#### Instructions for the task
Set down the data below in full and exactly, minus the pictures.

───── Recorded information

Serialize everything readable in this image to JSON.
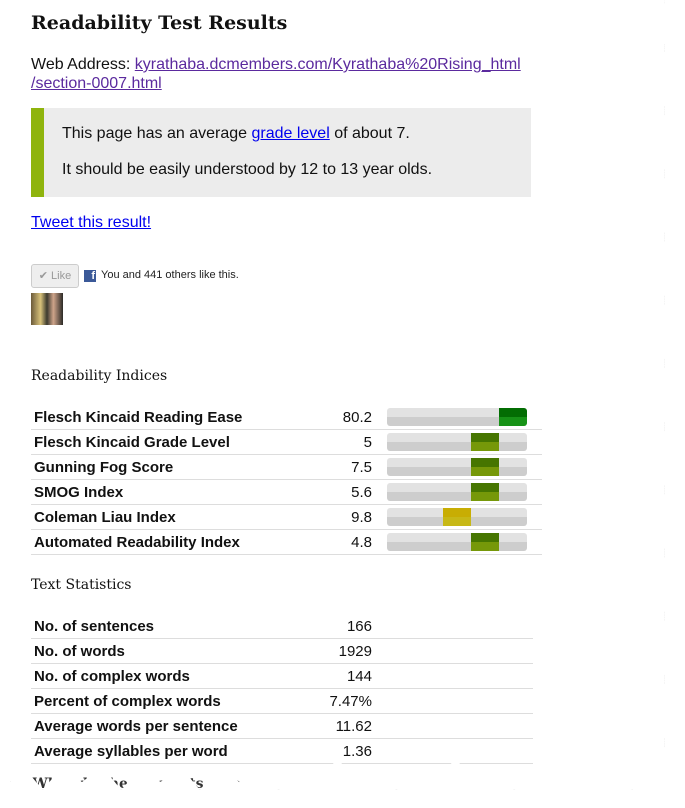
{
  "title": "Readability Test Results",
  "address": {
    "label": "Web Address: ",
    "url": "kyrathaba.dcmembers.com/Kyrathaba%20Rising_html/section-0007.html",
    "url_line1": "kyrathaba.dcmembers.com/Kyrathaba%20Rising_html",
    "url_line2": "/section-0007.html"
  },
  "summary": {
    "pre": "This page has an average ",
    "link": "grade level",
    "post": " of about 7.",
    "line2": "It should be easily understood by 12 to 13 year olds."
  },
  "tweet": "Tweet this result!",
  "facebook": {
    "like": "✔ Like",
    "text": "You and 441 others like this.",
    "icon": "f"
  },
  "indices_heading": "Readability Indices",
  "indices": [
    {
      "name": "Flesch Kincaid Reading Ease",
      "value": "80.2",
      "segment": 4,
      "color": "#1aa71a"
    },
    {
      "name": "Flesch Kincaid Grade Level",
      "value": "5",
      "segment": 3,
      "color": "#86ad0a"
    },
    {
      "name": "Gunning Fog Score",
      "value": "7.5",
      "segment": 3,
      "color": "#86ad0a"
    },
    {
      "name": "SMOG Index",
      "value": "5.6",
      "segment": 3,
      "color": "#86ad0a"
    },
    {
      "name": "Coleman Liau Index",
      "value": "9.8",
      "segment": 2,
      "color": "#e2d21a"
    },
    {
      "name": "Automated Readability Index",
      "value": "4.8",
      "segment": 3,
      "color": "#86ad0a"
    }
  ],
  "stats_heading": "Text Statistics",
  "stats": [
    {
      "name": "No. of sentences",
      "value": "166"
    },
    {
      "name": "No. of words",
      "value": "1929"
    },
    {
      "name": "No. of complex words",
      "value": "144"
    },
    {
      "name": "Percent of complex words",
      "value": "7.47%"
    },
    {
      "name": "Average words per sentence",
      "value": "11.62"
    },
    {
      "name": "Average syllables per word",
      "value": "1.36"
    }
  ],
  "footer_heading": "What do these results mean?"
}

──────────

#### Answer to this exercise
Serialize everything readable in this image to JSON.
{
  "title": "Readability Test Results",
  "address": {
    "label": "Web Address: ",
    "url": "kyrathaba.dcmembers.com/Kyrathaba%20Rising_html/section-0007.html",
    "url_line1": "kyrathaba.dcmembers.com/Kyrathaba%20Rising_html",
    "url_line2": "/section-0007.html"
  },
  "summary": {
    "pre": "This page has an average ",
    "link": "grade level",
    "post": " of about 7.",
    "line2": "It should be easily understood by 12 to 13 year olds."
  },
  "tweet": "Tweet this result!",
  "facebook": {
    "like": "✔ Like",
    "text": "You and 441 others like this.",
    "icon": "f"
  },
  "indices_heading": "Readability Indices",
  "indices": [
    {
      "name": "Flesch Kincaid Reading Ease",
      "value": "80.2",
      "segment": 4,
      "color": "#1aa71a"
    },
    {
      "name": "Flesch Kincaid Grade Level",
      "value": "5",
      "segment": 3,
      "color": "#86ad0a"
    },
    {
      "name": "Gunning Fog Score",
      "value": "7.5",
      "segment": 3,
      "color": "#86ad0a"
    },
    {
      "name": "SMOG Index",
      "value": "5.6",
      "segment": 3,
      "color": "#86ad0a"
    },
    {
      "name": "Coleman Liau Index",
      "value": "9.8",
      "segment": 2,
      "color": "#e2d21a"
    },
    {
      "name": "Automated Readability Index",
      "value": "4.8",
      "segment": 3,
      "color": "#86ad0a"
    }
  ],
  "stats_heading": "Text Statistics",
  "stats": [
    {
      "name": "No. of sentences",
      "value": "166"
    },
    {
      "name": "No. of words",
      "value": "1929"
    },
    {
      "name": "No. of complex words",
      "value": "144"
    },
    {
      "name": "Percent of complex words",
      "value": "7.47%"
    },
    {
      "name": "Average words per sentence",
      "value": "11.62"
    },
    {
      "name": "Average syllables per word",
      "value": "1.36"
    }
  ],
  "footer_heading": "What do these results mean?"
}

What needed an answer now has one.